Element data from apps and pages
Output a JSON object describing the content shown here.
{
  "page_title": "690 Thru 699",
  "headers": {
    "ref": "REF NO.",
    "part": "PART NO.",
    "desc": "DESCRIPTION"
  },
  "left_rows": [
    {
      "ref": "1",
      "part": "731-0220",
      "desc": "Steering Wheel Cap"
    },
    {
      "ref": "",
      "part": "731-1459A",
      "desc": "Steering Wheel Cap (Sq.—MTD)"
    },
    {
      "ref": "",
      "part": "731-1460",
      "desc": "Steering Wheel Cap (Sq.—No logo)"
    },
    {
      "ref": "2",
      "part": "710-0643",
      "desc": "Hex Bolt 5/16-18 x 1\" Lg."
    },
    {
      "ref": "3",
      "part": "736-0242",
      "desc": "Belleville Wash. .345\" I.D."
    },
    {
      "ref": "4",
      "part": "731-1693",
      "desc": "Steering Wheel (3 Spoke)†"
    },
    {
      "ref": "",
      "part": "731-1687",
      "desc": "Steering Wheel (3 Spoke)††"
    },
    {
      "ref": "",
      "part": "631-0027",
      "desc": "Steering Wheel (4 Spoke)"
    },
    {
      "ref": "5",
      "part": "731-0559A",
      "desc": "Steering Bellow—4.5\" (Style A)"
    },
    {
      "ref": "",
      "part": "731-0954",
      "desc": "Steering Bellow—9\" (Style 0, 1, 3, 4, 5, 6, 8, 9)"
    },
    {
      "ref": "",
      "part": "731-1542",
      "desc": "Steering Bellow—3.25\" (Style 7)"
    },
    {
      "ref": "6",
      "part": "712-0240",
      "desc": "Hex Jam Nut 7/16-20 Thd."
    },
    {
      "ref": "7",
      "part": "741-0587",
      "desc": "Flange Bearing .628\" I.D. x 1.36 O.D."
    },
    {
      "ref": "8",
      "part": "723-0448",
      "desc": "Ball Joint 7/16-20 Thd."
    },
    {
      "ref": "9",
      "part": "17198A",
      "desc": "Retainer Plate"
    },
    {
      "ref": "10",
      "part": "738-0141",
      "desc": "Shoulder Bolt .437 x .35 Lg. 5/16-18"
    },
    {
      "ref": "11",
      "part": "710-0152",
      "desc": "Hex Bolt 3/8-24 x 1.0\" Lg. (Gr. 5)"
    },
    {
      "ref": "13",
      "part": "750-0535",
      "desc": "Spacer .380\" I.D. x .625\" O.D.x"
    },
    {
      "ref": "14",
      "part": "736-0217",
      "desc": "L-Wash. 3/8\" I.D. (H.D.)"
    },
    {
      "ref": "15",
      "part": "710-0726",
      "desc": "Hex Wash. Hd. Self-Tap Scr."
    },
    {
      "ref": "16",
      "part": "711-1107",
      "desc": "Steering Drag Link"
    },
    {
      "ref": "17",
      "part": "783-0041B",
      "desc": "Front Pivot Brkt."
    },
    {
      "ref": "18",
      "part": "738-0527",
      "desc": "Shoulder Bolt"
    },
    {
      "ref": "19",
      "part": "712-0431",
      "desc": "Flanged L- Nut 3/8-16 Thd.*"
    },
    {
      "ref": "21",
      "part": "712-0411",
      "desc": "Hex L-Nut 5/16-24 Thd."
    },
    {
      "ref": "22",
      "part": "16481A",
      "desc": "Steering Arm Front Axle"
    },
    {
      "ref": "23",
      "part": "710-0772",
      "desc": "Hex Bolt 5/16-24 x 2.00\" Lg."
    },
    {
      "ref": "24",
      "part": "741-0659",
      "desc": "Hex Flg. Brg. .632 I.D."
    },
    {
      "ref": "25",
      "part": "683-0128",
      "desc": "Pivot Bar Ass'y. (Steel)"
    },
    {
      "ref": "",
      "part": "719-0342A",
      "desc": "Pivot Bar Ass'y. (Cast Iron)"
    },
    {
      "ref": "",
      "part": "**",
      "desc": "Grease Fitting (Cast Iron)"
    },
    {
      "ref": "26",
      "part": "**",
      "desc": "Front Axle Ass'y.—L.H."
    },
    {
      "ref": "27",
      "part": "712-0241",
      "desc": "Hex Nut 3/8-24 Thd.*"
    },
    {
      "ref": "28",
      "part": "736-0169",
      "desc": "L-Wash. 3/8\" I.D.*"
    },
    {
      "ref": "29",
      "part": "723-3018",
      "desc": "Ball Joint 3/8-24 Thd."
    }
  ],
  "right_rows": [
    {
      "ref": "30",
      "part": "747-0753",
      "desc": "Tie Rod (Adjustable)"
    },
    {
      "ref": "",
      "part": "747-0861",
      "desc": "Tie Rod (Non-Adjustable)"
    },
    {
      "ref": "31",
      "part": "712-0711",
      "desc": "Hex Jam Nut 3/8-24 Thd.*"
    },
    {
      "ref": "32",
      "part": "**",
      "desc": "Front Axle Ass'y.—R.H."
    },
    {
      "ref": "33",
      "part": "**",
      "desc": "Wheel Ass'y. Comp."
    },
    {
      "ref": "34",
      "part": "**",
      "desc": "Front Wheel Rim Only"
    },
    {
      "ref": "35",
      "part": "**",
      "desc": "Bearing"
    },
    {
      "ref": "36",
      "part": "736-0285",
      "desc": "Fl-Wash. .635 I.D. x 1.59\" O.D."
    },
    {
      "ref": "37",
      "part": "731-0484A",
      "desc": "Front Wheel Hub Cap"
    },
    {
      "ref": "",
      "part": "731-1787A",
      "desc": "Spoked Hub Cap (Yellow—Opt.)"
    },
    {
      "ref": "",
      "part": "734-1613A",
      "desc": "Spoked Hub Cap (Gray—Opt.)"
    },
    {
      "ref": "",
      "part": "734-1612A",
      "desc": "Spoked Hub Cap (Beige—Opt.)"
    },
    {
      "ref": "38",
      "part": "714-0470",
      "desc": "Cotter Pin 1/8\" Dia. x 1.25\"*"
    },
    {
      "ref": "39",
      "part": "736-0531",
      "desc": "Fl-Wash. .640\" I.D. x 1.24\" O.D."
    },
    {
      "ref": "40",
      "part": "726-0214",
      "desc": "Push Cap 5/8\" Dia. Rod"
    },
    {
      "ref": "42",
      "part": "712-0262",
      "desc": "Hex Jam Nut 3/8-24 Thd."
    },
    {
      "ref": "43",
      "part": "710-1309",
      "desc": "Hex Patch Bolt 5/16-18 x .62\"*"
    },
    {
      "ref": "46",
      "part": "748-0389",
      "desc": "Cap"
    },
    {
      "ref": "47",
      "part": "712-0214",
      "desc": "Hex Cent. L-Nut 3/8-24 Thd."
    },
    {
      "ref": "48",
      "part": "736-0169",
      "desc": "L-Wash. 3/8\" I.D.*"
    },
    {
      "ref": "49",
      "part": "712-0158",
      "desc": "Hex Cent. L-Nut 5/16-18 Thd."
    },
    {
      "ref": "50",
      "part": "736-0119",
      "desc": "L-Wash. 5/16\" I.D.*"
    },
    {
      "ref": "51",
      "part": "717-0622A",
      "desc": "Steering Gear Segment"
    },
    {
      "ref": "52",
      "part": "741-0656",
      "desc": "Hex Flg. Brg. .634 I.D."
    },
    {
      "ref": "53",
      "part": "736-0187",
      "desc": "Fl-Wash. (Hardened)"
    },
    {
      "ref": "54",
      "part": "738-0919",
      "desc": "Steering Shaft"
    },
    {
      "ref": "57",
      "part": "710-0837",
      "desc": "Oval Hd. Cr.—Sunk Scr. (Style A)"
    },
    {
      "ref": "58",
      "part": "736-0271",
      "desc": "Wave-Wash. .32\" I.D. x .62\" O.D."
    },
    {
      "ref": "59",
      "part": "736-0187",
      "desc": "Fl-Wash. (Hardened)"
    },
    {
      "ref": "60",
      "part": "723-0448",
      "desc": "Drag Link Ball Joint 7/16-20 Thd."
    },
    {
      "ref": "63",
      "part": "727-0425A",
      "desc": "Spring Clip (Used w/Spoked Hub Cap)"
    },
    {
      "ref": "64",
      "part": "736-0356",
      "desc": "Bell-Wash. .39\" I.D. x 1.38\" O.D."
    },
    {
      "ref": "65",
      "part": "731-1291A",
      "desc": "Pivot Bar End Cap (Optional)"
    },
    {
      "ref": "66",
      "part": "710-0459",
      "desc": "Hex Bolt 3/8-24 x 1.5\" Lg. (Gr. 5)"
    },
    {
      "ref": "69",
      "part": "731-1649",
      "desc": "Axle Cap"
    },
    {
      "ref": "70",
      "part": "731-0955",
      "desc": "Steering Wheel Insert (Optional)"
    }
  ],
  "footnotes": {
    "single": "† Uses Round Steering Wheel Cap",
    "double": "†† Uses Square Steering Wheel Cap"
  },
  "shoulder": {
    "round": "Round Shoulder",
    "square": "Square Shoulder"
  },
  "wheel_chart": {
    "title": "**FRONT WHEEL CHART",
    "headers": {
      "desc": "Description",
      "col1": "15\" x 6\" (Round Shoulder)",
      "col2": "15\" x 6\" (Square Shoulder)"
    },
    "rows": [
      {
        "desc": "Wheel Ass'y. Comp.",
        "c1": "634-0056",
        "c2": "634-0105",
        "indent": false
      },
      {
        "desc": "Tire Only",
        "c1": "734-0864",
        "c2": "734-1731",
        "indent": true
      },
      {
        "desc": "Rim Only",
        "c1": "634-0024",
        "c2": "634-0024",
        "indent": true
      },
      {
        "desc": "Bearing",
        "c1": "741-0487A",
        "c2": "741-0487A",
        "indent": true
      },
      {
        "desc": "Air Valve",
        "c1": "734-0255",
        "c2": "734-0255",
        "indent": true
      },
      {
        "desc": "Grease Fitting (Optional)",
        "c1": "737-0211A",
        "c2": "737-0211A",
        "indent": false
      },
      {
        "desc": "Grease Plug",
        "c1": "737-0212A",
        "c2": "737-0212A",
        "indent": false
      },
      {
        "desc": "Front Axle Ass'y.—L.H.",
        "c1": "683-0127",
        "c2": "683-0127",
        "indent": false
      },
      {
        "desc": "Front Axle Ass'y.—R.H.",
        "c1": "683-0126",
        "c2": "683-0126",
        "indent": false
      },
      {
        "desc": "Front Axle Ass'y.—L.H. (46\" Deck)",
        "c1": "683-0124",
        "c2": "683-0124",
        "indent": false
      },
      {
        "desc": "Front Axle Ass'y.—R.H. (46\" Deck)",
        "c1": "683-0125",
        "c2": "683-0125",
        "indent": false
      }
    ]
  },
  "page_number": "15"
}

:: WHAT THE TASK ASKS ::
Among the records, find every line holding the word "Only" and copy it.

:: ANSWER SECTION ::
      "desc": "Front Wheel Rim Only"
        "desc": "Tire Only",
        "desc": "Rim Only",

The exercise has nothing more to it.